This creates more engagement, more likes, higher conversion rates, and more sales.
By using your Facebook pixel that you installed on your website – you can now create a custom website audience to advertise to on Facebook, allowing you to reach those visitors that didn’t convert the first time.
Setting up Instagram Ads
When setting up your Facebook campaign in Ads Manager, running Instagram ads is as simple as checking a box in the ad setup. As long as your ads meet the Instagram formatting rules, you are ready to rock! Instagram is an excellent platform for rich media, and allows you to put up photo ads, video ads and carousel ads.
If you’re planning on running concurrent Facebook and Instagram ads, click the button, “Only include photos that will work with Instagram ads.”
Users can focus on the following objectives:
- Clicks to Website
- Website Conversions
- Mobile App Installs & Mobile App Engagement
- Video Views
- Reach and Frequency
- Page Post Engagement
- Mass Awareness
Instagram Ad Guidelines
Like Facebook, Instagram has limitations on the text and images that appear in your ad.
Recommended Image Size
The recommended image size is 1080×1080 pixels. At minimum, square images should measure 600×600 pixels, while landscape images should measure 600×315 pixels.
Instagram recommends your caption be 125 characters or fewer. However, it may be up to 2,200 characters.
Text on Image Limit
Like Facebook, Instagram images must contain 20% text or less. As Instagram is such an image-centric platform, we recommending omitting text completely from your ad.
Setting a Budget
Paid social media budgets vary from $ 5 to $ 5 ,000 and beyond – the sky’s the limit. The first thing to consider when setting your paid social media budget is the lifetime value of your target customer. This will help you determine a benchmark for your ideal cost -per -conversion. Lifetime value varies greatly from brand -to -brand and publisher -to -publisher.
Determining User Value
Not all Facebook fans are valued equally. Luxury brands such as BMW are willing to spend more money to convert their customers, as the potential ROI is much greater.
Likewise, different conversion objectives have different values. For example, if your objective is to get your reader’s emails, you might be willing to pay more for that particular conversion as you will have a direct pipeline to connect with those readers.
While it’s difficult to determine lifetime value, a good rule of thumb is to pay around $1 for light acquisitions (i.e. getting a Facebook like) and $3 for heavy acquisitions (email subscription, event sign-up, product purchase).
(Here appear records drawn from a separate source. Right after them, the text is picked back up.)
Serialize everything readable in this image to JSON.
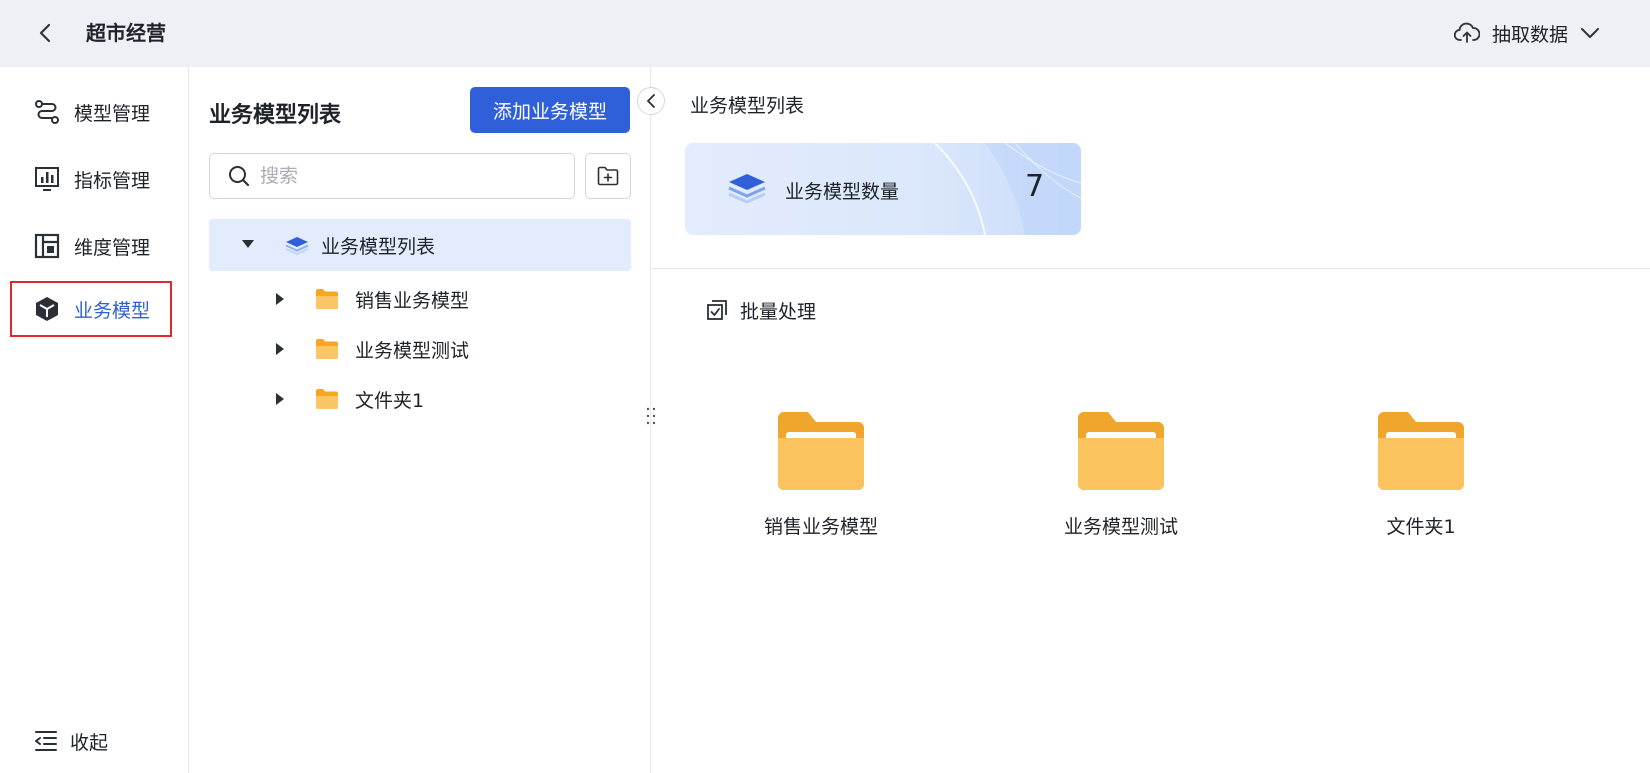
{
  "header": {
    "back_icon": "chevron-left-icon",
    "title": "超市经营",
    "extract_label": "抽取数据",
    "extract_icon": "cloud-upload-icon"
  },
  "nav": {
    "items": [
      {
        "label": "模型管理",
        "icon": "route-icon"
      },
      {
        "label": "指标管理",
        "icon": "bar-chart-icon"
      },
      {
        "label": "维度管理",
        "icon": "dimension-icon"
      },
      {
        "label": "业务模型",
        "icon": "cube-icon"
      }
    ],
    "active_index": 3,
    "collapse_label": "收起"
  },
  "panel": {
    "title": "业务模型列表",
    "add_button": "添加业务模型",
    "search_placeholder": "搜索",
    "tree": {
      "root_label": "业务模型列表",
      "children": [
        "销售业务模型",
        "业务模型测试",
        "文件夹1"
      ]
    }
  },
  "main": {
    "breadcrumb": "业务模型列表",
    "stat": {
      "label": "业务模型数量",
      "value": "7"
    },
    "batch_label": "批量处理",
    "folders": [
      "销售业务模型",
      "业务模型测试",
      "文件夹1"
    ]
  },
  "colors": {
    "accent": "#2f5fd9",
    "header_bg": "#edf0f5",
    "tree_selected_bg": "#e3ecfc",
    "highlight_border": "#e02b2b",
    "folder": "#f5b03c"
  }
}
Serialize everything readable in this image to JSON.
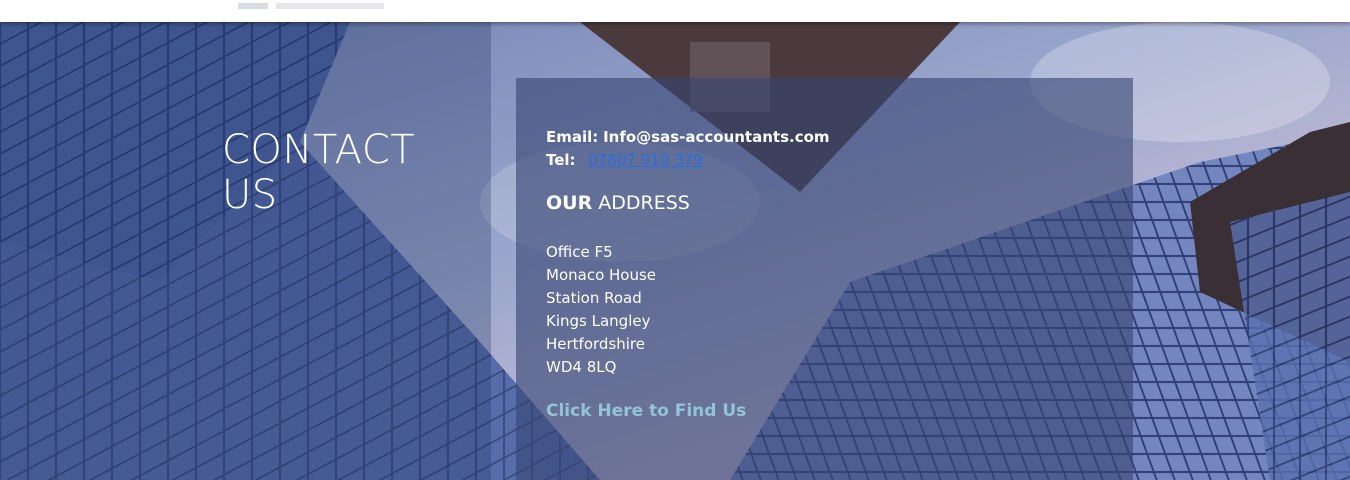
{
  "contact": {
    "heading_line1": "CONTACT",
    "heading_line2": "US"
  },
  "info": {
    "email_label": "Email:",
    "email_value": "Info@sas-accountants.com",
    "tel_label": "Tel:",
    "tel_value": "07807 910 379"
  },
  "address": {
    "heading_bold": "OUR",
    "heading_rest": "ADDRESS",
    "lines": [
      "Office F5",
      "Monaco House",
      "Station Road",
      "Kings Langley",
      "Hertfordshire",
      "WD4 8LQ"
    ],
    "find_link": "Click Here to Find Us"
  },
  "colors": {
    "link_blue": "#2a6ce0",
    "find_link": "#8fc5d6",
    "panel": "#374673",
    "sky": "#8a98c2"
  }
}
Using this rule of thumb, if you only have $50 to spend for your first month of advertising, you’re not going to want to do an email objective campaign because you’re going to get less for your money. You might set your goal, to get 50 page likes at $1/conversion as a benchmark.
If your ads don’t end up hitting the $1 for light acquisitions and $3 for heavy acquisition benchmark – don’t sweat it. Continue to AB test and optimize your ads, and with each campaign you’ll be able to lower your cost per acquisition.